OCC administers the Child Care and Development Fund (CCDF), an $8.7 billion block grant, to state, territory, and tribal governments. When combined with state matching and maintenance of effort funds, as well as funds transferred from the Temporary Assistance for Needy Families (TANF) program, annual funding for CCDF is about $11.7 billion. In addition, the Coronavirus Aid, Relief, and Economic Security (CARES) Act (Public Law 116-136) provided $3.5 billion in supplemental CCDF funds to help state, territory, and tribal lead agencies address COVID-19 impacts. CCDF is the largest dedicated federal funding source for child care. It provides subsidies for eligible children from birth through age 12 and their families to help pay for child care and funds quality activities that improve care for all children (e.g., training and professional development for child care workers). States have a great deal of flexibility to design their child care programs within federal parameters and requirements. In partnership with OCC, CCDF grantees enhance children's learning by implementing policies to improve the quality of early learning and afterschool programs. CCDF grantees also fund quality improvement activities and initiatives (e.g., training for child care providers, quality rating and improvement systems) that benefit all children in child care. In FY 2020, states must spend at least 9 percent of funds on quality improvement activities and an additional 3 percent on infant/toddler quality improvement.
Parental choice is a key component of CCDF. Every parent is given the choice of receiving services from any legally operating provider (in child’s home, family child care home, or child care center) that meets health and safety requirements. OCC also funds a network of Technical Assistance Centers to share innovative practices and help meet grantee needs. In addition, OCC works with ACF’s Office of Planning, Research and Evaluation (OPRE) to carry out extensive child care research that assists grantees and the larger child care field with decision-making on policy and practice.
OCC is focused on supporting grantee efforts and offering maximum flexibility to implement the CCDF program to increase child care access, affordability, quality, and choice for low-income working parents. A key element of developing the CCDF plan is to engage a broad-based group of partners including federal, state, local, and tribal agencies and state advisory councils to increase the supply of providers, using stakeholder feedback through public hearings and including input from public and private organizations to identify community needs and priority populations. OCC is also committed to supporting child care providers, with an increasing focus on family child care providers, an important option that has been declining significantly in recent years.
Another important purpose of the CCDF program is to make consumer education information easily accessible to parents. ChildCare.gov, a national website to help parents access safe and quality child care services in their community, provides a shortcut to state consumer education websites where parents can search for information on available child care providers using a zip-code based search; the quality of child care, as available; provider monitoring and inspection reports; and links to local child care resource and referral organizations.
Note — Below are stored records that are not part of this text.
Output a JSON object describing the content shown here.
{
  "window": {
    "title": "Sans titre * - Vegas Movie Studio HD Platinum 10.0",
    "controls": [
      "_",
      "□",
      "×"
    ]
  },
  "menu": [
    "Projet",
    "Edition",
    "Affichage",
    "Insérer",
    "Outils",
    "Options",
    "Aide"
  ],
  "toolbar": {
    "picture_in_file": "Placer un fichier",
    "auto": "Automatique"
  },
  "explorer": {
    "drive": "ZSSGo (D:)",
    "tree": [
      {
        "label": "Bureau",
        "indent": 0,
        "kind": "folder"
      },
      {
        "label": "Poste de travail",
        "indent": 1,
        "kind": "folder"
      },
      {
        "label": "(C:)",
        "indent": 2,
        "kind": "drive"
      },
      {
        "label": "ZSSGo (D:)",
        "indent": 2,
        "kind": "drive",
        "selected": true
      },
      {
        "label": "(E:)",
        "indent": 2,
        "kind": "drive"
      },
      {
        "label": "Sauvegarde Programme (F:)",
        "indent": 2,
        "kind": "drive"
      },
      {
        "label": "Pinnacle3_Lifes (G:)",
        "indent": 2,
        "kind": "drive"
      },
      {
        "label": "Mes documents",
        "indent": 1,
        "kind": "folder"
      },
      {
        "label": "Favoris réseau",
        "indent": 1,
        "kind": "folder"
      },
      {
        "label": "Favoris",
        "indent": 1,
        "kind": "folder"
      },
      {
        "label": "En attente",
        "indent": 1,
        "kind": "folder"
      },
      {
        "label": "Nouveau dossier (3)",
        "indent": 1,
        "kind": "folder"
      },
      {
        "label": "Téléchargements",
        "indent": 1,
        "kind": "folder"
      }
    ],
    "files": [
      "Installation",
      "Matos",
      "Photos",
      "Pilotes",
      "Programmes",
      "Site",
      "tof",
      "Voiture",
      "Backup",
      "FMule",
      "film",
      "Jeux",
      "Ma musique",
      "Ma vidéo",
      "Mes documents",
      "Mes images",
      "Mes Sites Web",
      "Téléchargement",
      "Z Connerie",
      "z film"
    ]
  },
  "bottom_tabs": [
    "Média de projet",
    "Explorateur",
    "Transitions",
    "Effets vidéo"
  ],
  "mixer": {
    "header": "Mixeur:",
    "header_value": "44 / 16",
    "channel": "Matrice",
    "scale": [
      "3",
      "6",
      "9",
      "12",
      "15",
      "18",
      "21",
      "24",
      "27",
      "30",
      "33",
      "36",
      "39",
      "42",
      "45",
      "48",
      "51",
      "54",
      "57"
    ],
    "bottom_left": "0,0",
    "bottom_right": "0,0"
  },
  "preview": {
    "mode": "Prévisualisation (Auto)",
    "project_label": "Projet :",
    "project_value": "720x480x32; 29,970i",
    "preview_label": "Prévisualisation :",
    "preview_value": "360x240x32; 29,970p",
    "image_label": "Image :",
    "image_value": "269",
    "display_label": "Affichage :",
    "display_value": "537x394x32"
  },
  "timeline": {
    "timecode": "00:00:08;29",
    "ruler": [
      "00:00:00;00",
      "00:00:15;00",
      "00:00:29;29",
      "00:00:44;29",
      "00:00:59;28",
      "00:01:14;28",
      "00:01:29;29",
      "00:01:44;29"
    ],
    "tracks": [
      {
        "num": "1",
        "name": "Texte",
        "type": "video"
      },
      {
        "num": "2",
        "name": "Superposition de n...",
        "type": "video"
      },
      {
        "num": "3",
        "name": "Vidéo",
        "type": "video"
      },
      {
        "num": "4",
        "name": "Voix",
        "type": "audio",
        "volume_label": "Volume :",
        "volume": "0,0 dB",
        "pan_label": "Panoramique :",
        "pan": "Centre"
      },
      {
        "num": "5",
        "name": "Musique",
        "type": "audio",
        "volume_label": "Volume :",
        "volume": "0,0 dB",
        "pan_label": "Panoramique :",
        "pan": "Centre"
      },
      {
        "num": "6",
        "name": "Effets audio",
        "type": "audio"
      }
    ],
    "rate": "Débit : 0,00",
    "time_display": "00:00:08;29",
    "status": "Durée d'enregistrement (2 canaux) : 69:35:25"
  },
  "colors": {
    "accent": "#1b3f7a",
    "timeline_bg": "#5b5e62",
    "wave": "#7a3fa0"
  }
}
OCC also encourages lead agencies to include additional information about other programs for which the family might be eligible, such as TANF, HS/EHS, the Supplemental Nutrition Assistance Program (SNAP), and other services and programs beyond what is required in the CCDF final rule, including job training programs, medical services, and public schools in the area when children reach school-age. By including additional resources, states and territories can help parents quickly access needed information.
The CCDF program places importance on prevention of and response to child abuse and neglect. All grantees are required to have standards around recognition and reporting of child abuse and neglect as well as prevention of sudden infant death syndrome, shaken baby syndrome, abusive head trauma, and child maltreatment and standards around the use of safe sleep practices. All grantees are required to have pre-service or orientation and ongoing training for all providers on all of these topics. All grantees are required to monitor child care providers and respond to complaints of child abuse and neglect and make the results of these monitoring and inspection reports publically available their consumer education websites, including aggregate data on serious injuries, deaths, and substantiated cases of child abuse and neglect. Many grantees already collaborate with their state, local, and tribal child welfare agencies in the development of these standards, training, monitoring, and reporting for their CCDF plan, and OCC encourages this collaboration.
More information about the Preschool Development Grant Program Birth through Five.
More information about Tribal MIECHV.